▸ **TASK INSTRUCTIONS**:
From the first line to the last, output the data exactly as it stands, minus its pictures.
[RECORDS SUPPLIED Boundary: Start]
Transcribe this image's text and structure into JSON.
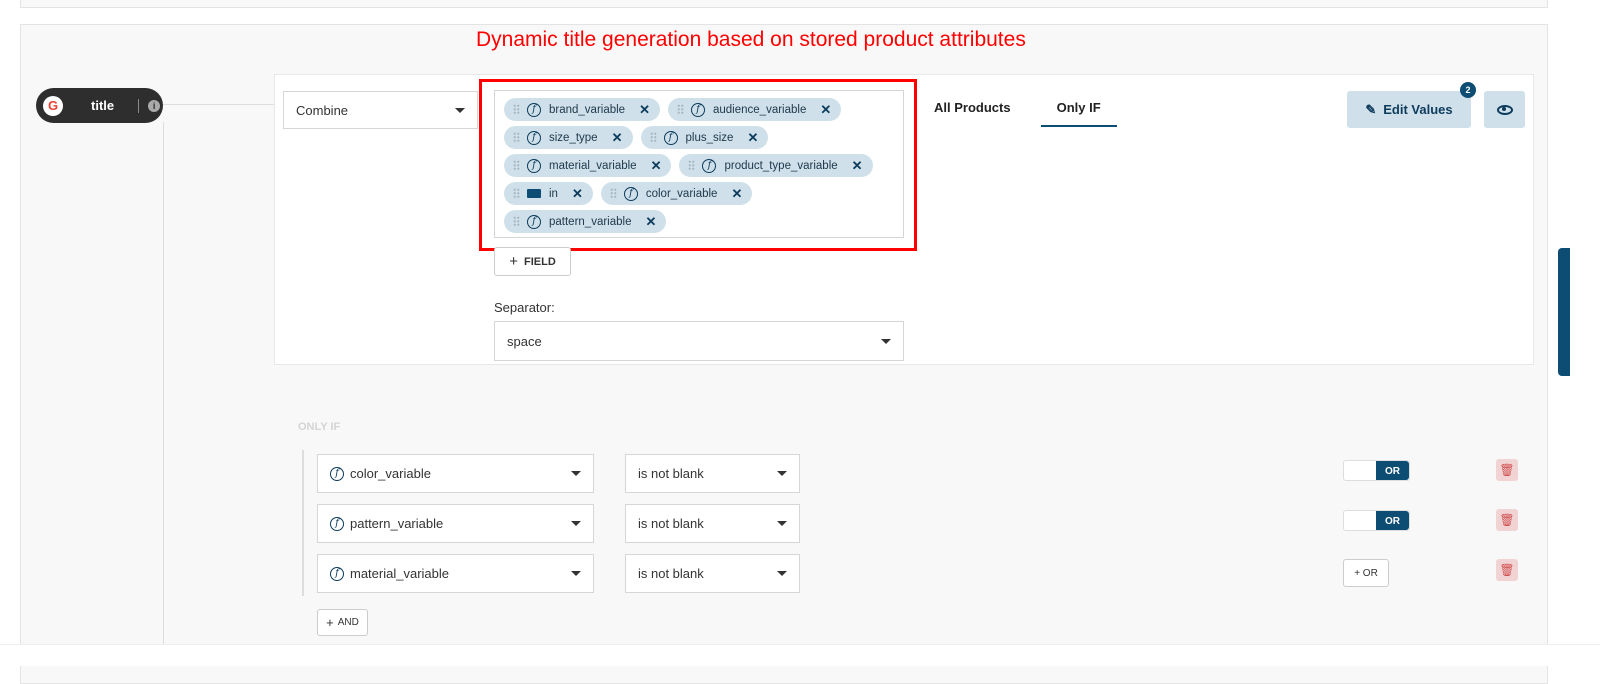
{
  "annotation": "Dynamic title generation based on stored product attributes",
  "node": {
    "label": "title",
    "icon": "google-icon",
    "info_icon": "info-icon"
  },
  "rule": {
    "mode": "Combine",
    "fields": [
      [
        {
          "label": "brand_variable",
          "type": "function"
        },
        {
          "label": "audience_variable",
          "type": "function"
        }
      ],
      [
        {
          "label": "size_type",
          "type": "function"
        },
        {
          "label": "plus_size",
          "type": "function"
        }
      ],
      [
        {
          "label": "material_variable",
          "type": "function"
        },
        {
          "label": "product_type_variable",
          "type": "function"
        }
      ],
      [
        {
          "label": "in",
          "type": "text"
        },
        {
          "label": "color_variable",
          "type": "function"
        }
      ],
      [
        {
          "label": "pattern_variable",
          "type": "function"
        }
      ]
    ],
    "add_field_label": "FIELD",
    "separator_label": "Separator:",
    "separator_value": "space"
  },
  "tabs": [
    {
      "label": "All Products"
    },
    {
      "label": "Only IF",
      "active": true
    }
  ],
  "edit_values": {
    "label": "Edit Values",
    "badge": "2"
  },
  "only_if": {
    "heading": "ONLY IF",
    "conditions": [
      {
        "field": "color_variable",
        "operator": "is not blank",
        "connector": "OR"
      },
      {
        "field": "pattern_variable",
        "operator": "is not blank",
        "connector": "OR"
      },
      {
        "field": "material_variable",
        "operator": "is not blank",
        "connector": "+ OR"
      }
    ],
    "and_label": "AND"
  },
  "colors": {
    "accent": "#0d4d73",
    "chip": "#cfe0ea",
    "annotation": "#ff0000"
  }
}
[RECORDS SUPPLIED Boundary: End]
▸ **ANSWER SECTION**:
Transcribe this image's text and structure into JSON.
{
  "annotation": "Dynamic title generation based on stored product attributes",
  "node": {
    "label": "title",
    "icon": "google-icon",
    "info_icon": "info-icon"
  },
  "rule": {
    "mode": "Combine",
    "fields": [
      [
        {
          "label": "brand_variable",
          "type": "function"
        },
        {
          "label": "audience_variable",
          "type": "function"
        }
      ],
      [
        {
          "label": "size_type",
          "type": "function"
        },
        {
          "label": "plus_size",
          "type": "function"
        }
      ],
      [
        {
          "label": "material_variable",
          "type": "function"
        },
        {
          "label": "product_type_variable",
          "type": "function"
        }
      ],
      [
        {
          "label": "in",
          "type": "text"
        },
        {
          "label": "color_variable",
          "type": "function"
        }
      ],
      [
        {
          "label": "pattern_variable",
          "type": "function"
        }
      ]
    ],
    "add_field_label": "FIELD",
    "separator_label": "Separator:",
    "separator_value": "space"
  },
  "tabs": [
    {
      "label": "All Products"
    },
    {
      "label": "Only IF",
      "active": true
    }
  ],
  "edit_values": {
    "label": "Edit Values",
    "badge": "2"
  },
  "only_if": {
    "heading": "ONLY IF",
    "conditions": [
      {
        "field": "color_variable",
        "operator": "is not blank",
        "connector": "OR"
      },
      {
        "field": "pattern_variable",
        "operator": "is not blank",
        "connector": "OR"
      },
      {
        "field": "material_variable",
        "operator": "is not blank",
        "connector": "+ OR"
      }
    ],
    "and_label": "AND"
  },
  "colors": {
    "accent": "#0d4d73",
    "chip": "#cfe0ea",
    "annotation": "#ff0000"
  }
}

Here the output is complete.